Going East or West?
A Handbook for American and Chinese Business Travelers
by Terri Morgan and Yuzeng Liu
We have chosen not to make substantive changes to our book or rewrite sections to include changes during the 15 years since our original print publication. The stories and insights we present are as current today as they were then. We understand there are those who will never be satisfied with anything that is not up to the second. Our book is not for them. It is for those who appreciate a time-defined perspective and the insights a longer view provides.
The purpose of this book is to provide business people traveling between China and the United States with some cultural insights, travel tips and other useful information. It is not intended to be a comprehensive travel reference; there are many of those available on the market already (and we list some in the resources section). It is also not intended to be an authoritative book on cultural history, protocols, or negotiating strategies; there are many of those on the market as well (we have some sources for these, too). We hope that both Chinese and American business travelers will find it a handy reference and a starting point for additional research.
Most business people do not need another book to tell them how to conduct business. They already know what they want and have clearly-defined business goals. But where do you start when you want to do business on the other side of the Pacific? How do you get there? And what happens (or could happen) when you get there?
In this book, we try to address what is “normal” or common practice, including key similarities and differences. While not strictly intended as a how-to book, we have included suggestions and some do’s and don’ts for both cultures. We have also included many stories and anecdotes throughout this book to illustrate particular points or to represent certain aspects of character. After working through many of the issues presented here ourselves, it seemed like a good thing to share our findings with others. While we have done a bit of research, a great deal of the material, and certainly the inspiration for this book, comes from personal experience and stories we’ve heard from other travelers.

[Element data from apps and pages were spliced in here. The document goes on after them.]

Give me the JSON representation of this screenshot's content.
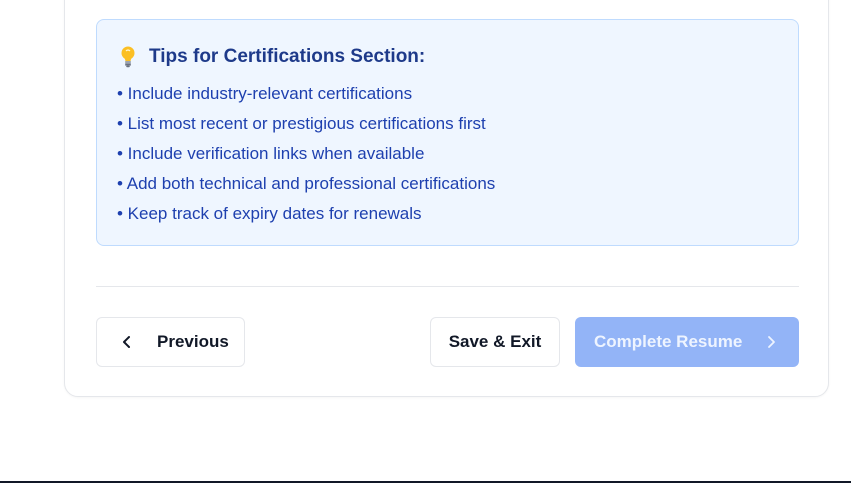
{
  "tips": {
    "icon": "lightbulb-icon",
    "title": "Tips for Certifications Section:",
    "items": [
      "• Include industry-relevant certifications",
      "• List most recent or prestigious certifications first",
      "• Include verification links when available",
      "• Add both technical and professional certifications",
      "• Keep track of expiry dates for renewals"
    ]
  },
  "navigation": {
    "previous_label": "Previous",
    "previous_icon": "chevron-left-icon",
    "save_exit_label": "Save & Exit",
    "complete_label": "Complete Resume",
    "complete_icon": "chevron-right-icon",
    "complete_disabled": true
  },
  "colors": {
    "tips_background": "#eff6ff",
    "tips_border": "#bfdbfe",
    "tips_text": "#1e40af",
    "complete_button_bg": "#93b4f7"
  }
}
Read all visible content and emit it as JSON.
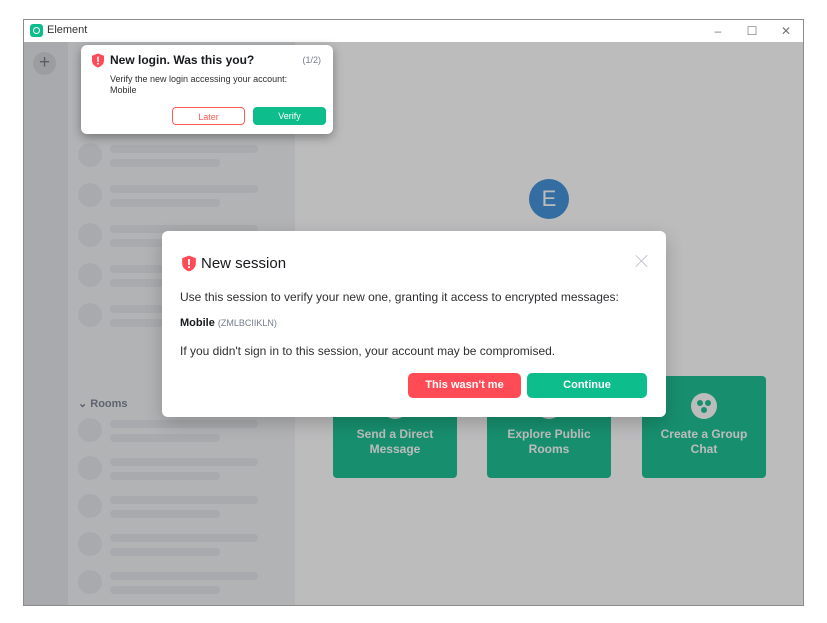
{
  "window": {
    "title": "Element",
    "controls": {
      "minimize": "–",
      "maximize": "☐",
      "close": "✕"
    }
  },
  "spaces": {
    "add_label": "+"
  },
  "room_list": {
    "rooms_header": "⌄ Rooms"
  },
  "main": {
    "avatar_letter": "E",
    "actions": [
      {
        "label": "Send a Direct Message"
      },
      {
        "label": "Explore Public Rooms"
      },
      {
        "label": "Create a Group Chat"
      }
    ]
  },
  "toast": {
    "title": "New login. Was this you?",
    "counter": "(1/2)",
    "description": "Verify the new login accessing your account: Mobile",
    "later_label": "Later",
    "verify_label": "Verify"
  },
  "dialog": {
    "title": "New session",
    "message": "Use this session to verify your new one, granting it access to encrypted messages:",
    "device_name": "Mobile",
    "device_id": "(ZMLBCIIKLN)",
    "warning": "If you didn't sign in to this session, your account may be compromised.",
    "reject_label": "This wasn't me",
    "continue_label": "Continue"
  },
  "colors": {
    "accent": "#0dbd8b",
    "danger": "#ff4b55",
    "avatar": "#368bd6"
  },
  "icons": {
    "app": "element-logo-icon",
    "shield": "shield-warning-icon",
    "close": "close-icon",
    "group": "group-chat-icon"
  }
}
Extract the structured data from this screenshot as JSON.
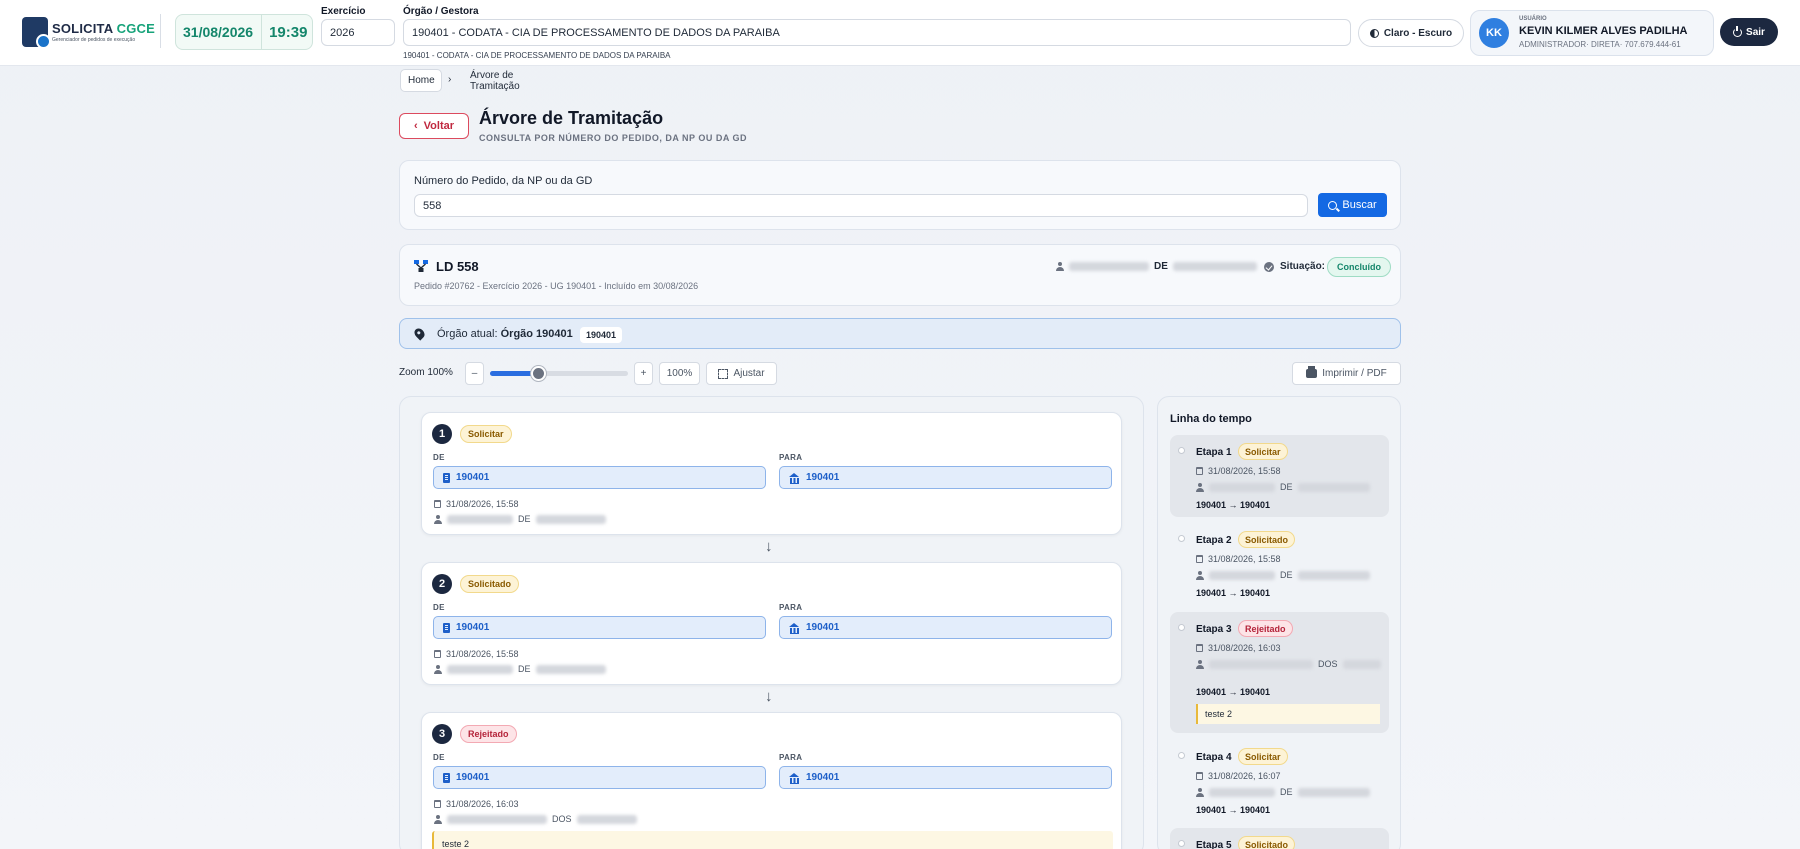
{
  "app": {
    "logo_title_main": "SOLICITA",
    "logo_title_accent": "CGCE",
    "logo_subtitle": "Gerenciador de pedidos de execução",
    "date": "31/08/2026",
    "time": "19:39",
    "exercicio_label": "Exercício",
    "exercicio_value": "2026",
    "orgao_label": "Órgão / Gestora",
    "orgao_value": "190401 - CODATA - CIA DE PROCESSAMENTO DE DADOS DA PARAIBA",
    "orgao_subline": "190401 - CODATA - CIA DE PROCESSAMENTO DE DADOS DA PARAIBA",
    "theme_label": "Claro - Escuro",
    "user_label": "USUÁRIO",
    "user_initials": "KK",
    "user_name": "KEVIN KILMER ALVES PADILHA",
    "user_role": "ADMINISTRADOR· DIRETA· 707.679.444-61",
    "logout_label": "Sair"
  },
  "breadcrumb": {
    "home": "Home",
    "separator": "›",
    "current": "Árvore de Tramitação"
  },
  "page": {
    "back_label": "Voltar",
    "back_icon": "chevron-left-icon",
    "title": "Árvore de Tramitação",
    "subtitle": "CONSULTA POR NÚMERO DO PEDIDO, DA NP OU DA GD"
  },
  "search": {
    "label": "Número do Pedido, da NP ou da GD",
    "value": "558",
    "button_label": "Buscar"
  },
  "summary": {
    "title": "LD 558",
    "meta": "Pedido #20762 - Exercício 2026 - UG 190401 - Incluído em 30/08/2026",
    "from_connector": "DE",
    "status_label": "Situação:",
    "status_value": "Concluído",
    "status_color": "#14866b"
  },
  "orgao_atual": {
    "label": "Órgão atual:",
    "name": "Órgão 190401",
    "code": "190401"
  },
  "zoom": {
    "label": "Zoom 100%",
    "minus": "–",
    "plus": "+",
    "percent": "100%",
    "level": 0.35,
    "fit_label": "Ajustar",
    "print_label": "Imprimir / PDF"
  },
  "steps": [
    {
      "number": "1",
      "status": "Solicitar",
      "de_label": "DE",
      "para_label": "PARA",
      "de": "190401",
      "para": "190401",
      "datetime": "31/08/2026, 15:58",
      "connector": "DE"
    },
    {
      "number": "2",
      "status": "Solicitado",
      "de_label": "DE",
      "para_label": "PARA",
      "de": "190401",
      "para": "190401",
      "datetime": "31/08/2026, 15:58",
      "connector": "DE"
    },
    {
      "number": "3",
      "status": "Rejeitado",
      "de_label": "DE",
      "para_label": "PARA",
      "de": "190401",
      "para": "190401",
      "datetime": "31/08/2026, 16:03",
      "connector": "DOS",
      "note": "teste 2"
    }
  ],
  "timeline": {
    "title": "Linha do tempo",
    "items": [
      {
        "etapa": "Etapa 1",
        "status": "Solicitar",
        "datetime": "31/08/2026, 15:58",
        "connector": "DE",
        "route": "190401 → 190401"
      },
      {
        "etapa": "Etapa 2",
        "status": "Solicitado",
        "datetime": "31/08/2026, 15:58",
        "connector": "DE",
        "route": "190401 → 190401"
      },
      {
        "etapa": "Etapa 3",
        "status": "Rejeitado",
        "datetime": "31/08/2026, 16:03",
        "connector": "DOS",
        "route": "190401 → 190401",
        "note": "teste 2"
      },
      {
        "etapa": "Etapa 4",
        "status": "Solicitar",
        "datetime": "31/08/2026, 16:07",
        "connector": "DE",
        "route": "190401 → 190401"
      },
      {
        "etapa": "Etapa 5",
        "status": "Solicitado"
      }
    ]
  },
  "colors": {
    "accent": "#1469e3",
    "brand_dark": "#1c2840",
    "success": "#14866b",
    "danger": "#c0283f"
  }
}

We have defined a point of view in each anecdote based on the notion that if we don’t know what the other person’s point of view is, we cannot begin to understand it. To understand what is “normal” within a culture, you must first have a point of view which defines your perceptions and gives you the ability to interpret your circumstances and surroundings in a meaningful way. Everyone who is part of the culture may not share the points of view or opinions we have included, but we believe they represent some of those typically present in the respective cultures. The answers to the questions Who am I?, How do I identify myself?, How do I relate to others? can be found in each individual’s background and experience. We have tried to present illustrations that would be typical for the culture. We hope everyone will recognize our intention in doing this is solely to foster understanding. Why are we who we are? is a question that comes clearly into focus when we are required to engage someone who is completely outside our “normal” sphere of interaction. Since the other side of the Pacific is way outside “normal” for many Chinese and Americans, we hope this book will provide some insights.
In addition to providing a resource for travelers, another goal for this book is to provide a resource for those who will receive travelers. Many times, we receive guests without knowing how to treat them or how to make them comfortable. Usually, we would offer to treat a guest in the same way as we would like to be treated ourselves. The problem with this is that what I consider polite may not be the same as what you would consider polite.
I was staying in the guest house of a small college in central China. One day, several students came to visit me. I had some cookies and hot water. I offered the cookies and suggested some instant coffee or tea. They all said no, no one wanted anything. Being from the Midwestern US, I wished I’d had something else to offer, supposing they would have preferred soft drinks or some other snack. But I didn’t have anything else and accepted that they did not want what I had. We talked for awhile, then they left. It was not until several months later that I learned I’d made a cultural mistake. On an outing, one of my students mentioned that day. “We all thought you were so rude, impolite and unfriendly to us,” he told me. “Why?” I asked astounded. “Because you only offered one time. You didn’t insist. Don’t you know Chinese people think it’s rude to accept anything the first time it’s offered. You should have asked at least three times.”
From the American point of view, once the person has said no, it would be considered rude to insist too much. Asking “Are you sure you don’t want anything?” would be enough. But from the Chinese point of view, it is not polite to accept anything, especially a gift, if the person does not insist. The insistence is taken to mean that the person really wants to give whatever it is.
This book addresses such issues in the context of what business travelers may encounter. We include everything from getting on and off the plane to general tips on handling contract negotiations. Our goal is to provide some insights to how and what the other person thinks so that both can find greater harmony and develop the understanding needed for truly cooperative efforts.
Copyright © 2000
Wudang Research Association
All rights reserved in all languages
Printed in the United States of America